Ald. Roderick Sawyer (6th) said “all Chicagoans want to assist those that are being mistreated down in the southern states, in Texas.” But he said Lightfoot’s office came up short on “conversation and collaboration” when it came to sharing plan to use a shuttered Woodlawn elementary school as a shelter.

Lightfoot also went after Garcia after he highlighted the need “to be collaborative, to get together and convene other leaders to figure out strategies” to combat the opioid crisis.

“I agree that we need collaboration at all levels of government,” the mayor responded. “Congressman Garcia, you must have missed that when you were cutting deals with Sam Bankman-Fried, the crypto crook, [and] Mike Madigan, the indicted [Illinois House] speaker and cutting red-light camera deals, because we are doing that.”

A rare moment of levity came after Vallas accidentally referred to Johnson as “Dr. Johnson,” a misstatement that Johnson quipped “increased my student loans by $100,000.”

In a lightning round series of responses over how to deal with the Chicago Bears potentially ditching Soldier Field for a new home in Arlington Heights, Lightfoot, Garcia, Johnson, King and Green said they’d lobby to keep the team lakeside.

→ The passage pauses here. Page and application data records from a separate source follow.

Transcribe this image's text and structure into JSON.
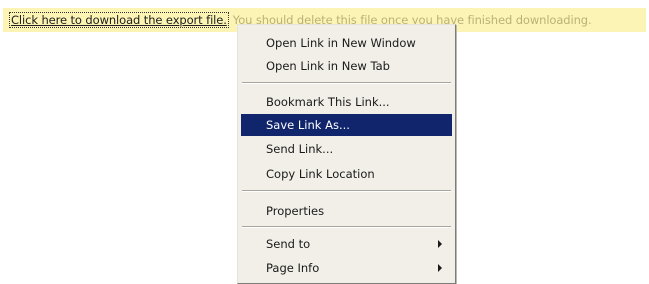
{
  "notice": {
    "link_text": "Click here to download the export file.",
    "message": "You should delete this file once you have finished downloading."
  },
  "context_menu": {
    "items": [
      {
        "label": "Open Link in New Window"
      },
      {
        "label": "Open Link in New Tab"
      },
      {
        "label": "Bookmark This Link..."
      },
      {
        "label": "Save Link As...",
        "highlighted": true
      },
      {
        "label": "Send Link..."
      },
      {
        "label": "Copy Link Location"
      },
      {
        "label": "Properties"
      },
      {
        "label": "Send to",
        "submenu": true
      },
      {
        "label": "Page Info",
        "submenu": true
      }
    ]
  },
  "colors": {
    "notice_background": "#fcf4b4",
    "highlight": "#11256c",
    "menu_background": "#f1efe8"
  }
}
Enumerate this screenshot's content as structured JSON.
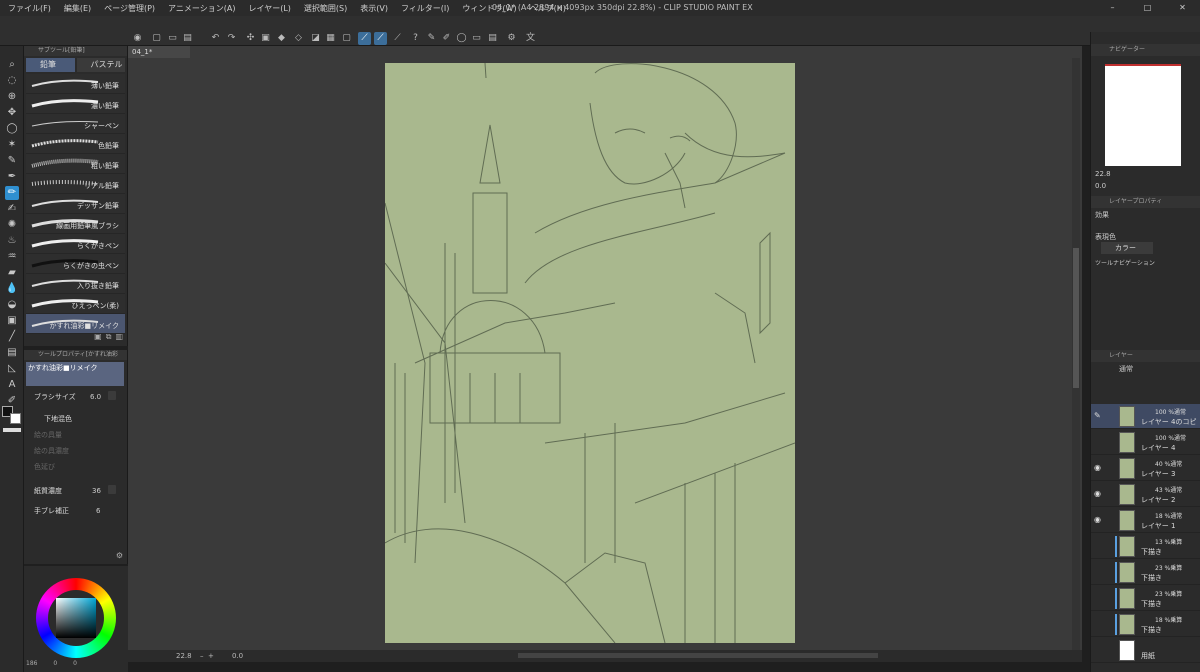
{
  "titlebar": {
    "menu": [
      "ファイル(F)",
      "編集(E)",
      "ページ管理(P)",
      "アニメーション(A)",
      "レイヤー(L)",
      "選択範囲(S)",
      "表示(V)",
      "フィルター(I)",
      "ウィンドウ(W)",
      "ヘルプ(H)"
    ],
    "title": "04_1* (A4 2894 x 4093px 350dpi 22.8%) - CLIP STUDIO PAINT EX"
  },
  "subtool": {
    "header": "サブツール[鉛筆]",
    "tabs": [
      "鉛筆",
      "パステル"
    ],
    "brushes": [
      "薄い鉛筆",
      "濃い鉛筆",
      "シャーペン",
      "色鉛筆",
      "粗い鉛筆",
      "リアル鉛筆",
      "デッサン鉛筆",
      "線画用鉛筆風ブラシ",
      "らくがきペン",
      "らくがきの虫ペン",
      "入り抜き鉛筆",
      "ひえっペン(柔)",
      "かすれ油彩■リメイク"
    ]
  },
  "toolprop": {
    "header": "ツールプロパティ[かすれ油彩",
    "name": "かすれ油彩■リメイク",
    "brush_size_label": "ブラシサイズ",
    "brush_size": "6.0",
    "ground_label": "下地混色",
    "paint_amount": "絵の具量",
    "paint_density": "絵の具濃度",
    "blur": "色延び",
    "paper_label": "紙質濃度",
    "paper_val": "36",
    "stab_label": "手ブレ補正",
    "stab_val": "6"
  },
  "canvas": {
    "doctab": "04_1*"
  },
  "status": {
    "zoom": "22.8",
    "angle": "0.0"
  },
  "right": {
    "navigator": "ナビゲーター",
    "nav_zoom": "22.8",
    "nav_angle": "0.0",
    "layerprop": "レイヤープロパティ",
    "effect": "効果",
    "expr_color_label": "表現色",
    "expr_color": "カラー",
    "toolnav": "ツールナビゲーション",
    "layers_tab": "レイヤー",
    "blend": "通常"
  },
  "layers": [
    {
      "pct": "100 %通常",
      "name": "レイヤー 4のコピー"
    },
    {
      "pct": "100 %通常",
      "name": "レイヤー 4"
    },
    {
      "pct": "40 %通常",
      "name": "レイヤー 3"
    },
    {
      "pct": "43 %通常",
      "name": "レイヤー 2"
    },
    {
      "pct": "18 %通常",
      "name": "レイヤー 1"
    },
    {
      "pct": "13 %乗算",
      "name": "下描き"
    },
    {
      "pct": "23 %乗算",
      "name": "下描き"
    },
    {
      "pct": "23 %乗算",
      "name": "下描き"
    },
    {
      "pct": "18 %乗算",
      "name": "下描き"
    },
    {
      "pct": "",
      "name": "用紙"
    }
  ],
  "color": {
    "r": "186",
    "g": "0",
    "b": "0"
  }
}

Buckner, Sawyer and Vallas suggested they were resigned to the team leaving for the suburbs — and Wilson said he’d try to “bring another team here.”

Wilson entered the home stretch of the mayor’s race with the largest political warchest at his disposal, with about $4.1 million for his self-funded campaign.

Lightfoot closed the final quarter of 2022 with $1.4 million in her campaign fund, though she’s spent money about twice as fast as she’s managed to raise it.

Johnson, backed by several major unions, had $1.3 million in the bank, about the same as Garcia. Vallas had $1.1 million, with the other candidates well behind on the fundraising scorecard.

The full debate will be re-aired on ABC 7 at 10:30 p.m. Sunday. It’s also available on the station’s website.

The debate will be aired with Spanish translation at 4 p.m. Sunday on UNIMAS (WXFT-TV).